• **Materials provided**:
+++
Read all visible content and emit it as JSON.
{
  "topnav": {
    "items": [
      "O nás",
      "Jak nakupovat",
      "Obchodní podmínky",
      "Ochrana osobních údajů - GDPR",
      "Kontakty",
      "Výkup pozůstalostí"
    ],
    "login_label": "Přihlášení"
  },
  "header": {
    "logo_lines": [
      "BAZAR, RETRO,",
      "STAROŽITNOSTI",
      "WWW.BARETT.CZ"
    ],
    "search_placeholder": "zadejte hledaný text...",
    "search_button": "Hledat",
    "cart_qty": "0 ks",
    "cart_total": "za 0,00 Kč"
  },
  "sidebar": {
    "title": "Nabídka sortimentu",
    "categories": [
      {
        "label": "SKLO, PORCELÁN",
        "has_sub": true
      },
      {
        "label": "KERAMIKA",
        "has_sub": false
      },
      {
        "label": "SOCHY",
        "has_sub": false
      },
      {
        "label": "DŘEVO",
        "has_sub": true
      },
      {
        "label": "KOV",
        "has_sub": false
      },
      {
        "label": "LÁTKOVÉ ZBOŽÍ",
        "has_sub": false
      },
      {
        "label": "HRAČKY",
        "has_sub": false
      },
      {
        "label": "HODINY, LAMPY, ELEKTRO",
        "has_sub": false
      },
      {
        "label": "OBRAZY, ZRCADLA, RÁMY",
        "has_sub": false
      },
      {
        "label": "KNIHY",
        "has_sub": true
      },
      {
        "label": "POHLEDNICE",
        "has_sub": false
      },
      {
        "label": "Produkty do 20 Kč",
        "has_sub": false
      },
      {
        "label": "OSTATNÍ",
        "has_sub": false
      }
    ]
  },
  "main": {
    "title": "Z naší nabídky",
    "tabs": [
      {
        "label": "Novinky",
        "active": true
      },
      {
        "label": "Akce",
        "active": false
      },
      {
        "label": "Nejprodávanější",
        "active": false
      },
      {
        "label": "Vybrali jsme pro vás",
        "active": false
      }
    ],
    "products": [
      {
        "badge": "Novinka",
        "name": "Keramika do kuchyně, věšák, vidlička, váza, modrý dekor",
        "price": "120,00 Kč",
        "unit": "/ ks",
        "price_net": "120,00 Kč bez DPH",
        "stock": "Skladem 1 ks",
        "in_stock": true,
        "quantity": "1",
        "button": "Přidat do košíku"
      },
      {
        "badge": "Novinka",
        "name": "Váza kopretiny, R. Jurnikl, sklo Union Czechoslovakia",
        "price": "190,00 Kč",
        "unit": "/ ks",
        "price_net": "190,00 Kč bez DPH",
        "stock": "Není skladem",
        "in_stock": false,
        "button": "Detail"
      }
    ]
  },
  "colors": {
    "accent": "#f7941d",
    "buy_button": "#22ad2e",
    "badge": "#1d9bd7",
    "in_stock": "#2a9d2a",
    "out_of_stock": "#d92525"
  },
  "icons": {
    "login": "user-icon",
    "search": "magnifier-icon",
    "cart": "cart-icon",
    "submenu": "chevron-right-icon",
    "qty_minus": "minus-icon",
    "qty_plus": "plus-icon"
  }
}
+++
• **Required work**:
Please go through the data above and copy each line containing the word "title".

• **Exercise solution**:
    "title": "Nabídka sortimentu",
    "title": "Z naší nabídky",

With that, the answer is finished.